For patients with metastatic colorectal cancer who have resectable liver metastases, survival outcomes at five years do not differ significantly for treatment with laparoscopic versus open liver resection, according to a study published online Nov. 17 in the Annals of Internal Medicine.
Davit L. Aghayan, M.D., from the University of Oslo in Norway, and colleagues examined long-term oncologic outcomes after laparoscopic versus open liver resection in a single-center trial involving 280 patients with resectable colorectal liver metastases.
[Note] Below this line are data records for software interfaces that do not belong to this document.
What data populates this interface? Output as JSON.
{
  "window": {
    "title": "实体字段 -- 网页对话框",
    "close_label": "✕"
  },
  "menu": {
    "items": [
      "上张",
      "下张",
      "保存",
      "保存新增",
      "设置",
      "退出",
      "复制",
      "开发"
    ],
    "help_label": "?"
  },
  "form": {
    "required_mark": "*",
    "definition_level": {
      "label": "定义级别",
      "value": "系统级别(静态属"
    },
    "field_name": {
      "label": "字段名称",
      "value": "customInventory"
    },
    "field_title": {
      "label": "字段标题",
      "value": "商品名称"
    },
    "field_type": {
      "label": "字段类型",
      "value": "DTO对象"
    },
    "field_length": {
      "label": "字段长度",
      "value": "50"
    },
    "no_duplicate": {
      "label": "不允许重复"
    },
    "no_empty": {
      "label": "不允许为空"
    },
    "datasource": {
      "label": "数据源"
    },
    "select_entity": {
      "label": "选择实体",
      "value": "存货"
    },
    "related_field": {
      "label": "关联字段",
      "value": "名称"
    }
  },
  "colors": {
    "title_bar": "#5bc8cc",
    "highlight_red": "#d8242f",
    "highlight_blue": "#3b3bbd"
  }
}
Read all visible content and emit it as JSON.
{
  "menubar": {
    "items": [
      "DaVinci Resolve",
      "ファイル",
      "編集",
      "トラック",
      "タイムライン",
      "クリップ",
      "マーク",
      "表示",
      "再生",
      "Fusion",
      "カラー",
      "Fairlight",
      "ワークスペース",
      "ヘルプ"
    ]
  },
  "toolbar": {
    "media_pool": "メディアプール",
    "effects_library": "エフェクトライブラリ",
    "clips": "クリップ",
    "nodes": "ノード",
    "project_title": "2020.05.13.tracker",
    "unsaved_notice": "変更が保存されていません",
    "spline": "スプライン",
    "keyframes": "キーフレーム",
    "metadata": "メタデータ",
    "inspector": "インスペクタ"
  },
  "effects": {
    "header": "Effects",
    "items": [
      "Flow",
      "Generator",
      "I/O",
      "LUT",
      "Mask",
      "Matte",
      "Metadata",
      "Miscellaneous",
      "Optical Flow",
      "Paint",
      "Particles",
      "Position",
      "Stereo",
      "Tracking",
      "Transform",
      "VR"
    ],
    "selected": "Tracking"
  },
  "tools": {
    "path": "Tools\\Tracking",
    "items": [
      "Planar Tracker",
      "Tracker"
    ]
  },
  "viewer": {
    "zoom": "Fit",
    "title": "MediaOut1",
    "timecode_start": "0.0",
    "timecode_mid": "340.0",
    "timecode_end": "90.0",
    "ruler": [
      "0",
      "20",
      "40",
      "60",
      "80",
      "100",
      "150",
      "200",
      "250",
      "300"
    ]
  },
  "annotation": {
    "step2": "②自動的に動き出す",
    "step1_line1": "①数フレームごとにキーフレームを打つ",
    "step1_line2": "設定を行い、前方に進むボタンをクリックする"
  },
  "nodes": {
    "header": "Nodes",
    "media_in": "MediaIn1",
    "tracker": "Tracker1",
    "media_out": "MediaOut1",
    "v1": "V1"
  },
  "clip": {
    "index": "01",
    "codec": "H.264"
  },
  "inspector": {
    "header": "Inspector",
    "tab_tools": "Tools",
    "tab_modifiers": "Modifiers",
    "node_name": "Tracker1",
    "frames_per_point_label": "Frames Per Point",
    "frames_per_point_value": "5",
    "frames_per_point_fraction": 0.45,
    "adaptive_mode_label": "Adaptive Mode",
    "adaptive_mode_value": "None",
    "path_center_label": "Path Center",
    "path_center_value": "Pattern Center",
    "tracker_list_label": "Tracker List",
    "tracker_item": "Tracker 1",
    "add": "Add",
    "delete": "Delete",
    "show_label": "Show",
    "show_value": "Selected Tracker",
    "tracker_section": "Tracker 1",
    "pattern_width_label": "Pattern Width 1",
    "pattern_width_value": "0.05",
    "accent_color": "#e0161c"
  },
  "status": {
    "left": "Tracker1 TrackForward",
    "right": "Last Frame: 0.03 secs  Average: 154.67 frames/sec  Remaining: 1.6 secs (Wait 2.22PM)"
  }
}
Patients were randomly assigned to either laparoscopic surgery (133 patients) or open surgery (147 patients).
The researchers found that the rates of five-year survival were 54 and 55 percent in the laparoscopic and open groups, respectively, at a median follow-up of 70 months (hazard ratio, 0.93; 95 percent confidence interval, 0.67 to 1.30; P = 0.67). In the laparoscopic and open groups, the rates of five-year recurrence-free survival were 30 and 36 percent, respectively (hazard ratio, 1.09; 95 percent confidence interval, 0.80 to 1.49; P = 0.57).
“A limitation of our trial is that it was not powered to detect differences in secondary end points and was not designed to address a noninferiority hypothesis for survival outcomes,” the authors write. “Therefore, small-to-moderate differences in survival outcomes (in favor of either laparoscopic or open surgery) cannot be excluded, and clinicians should be aware of this when interpreting our results.”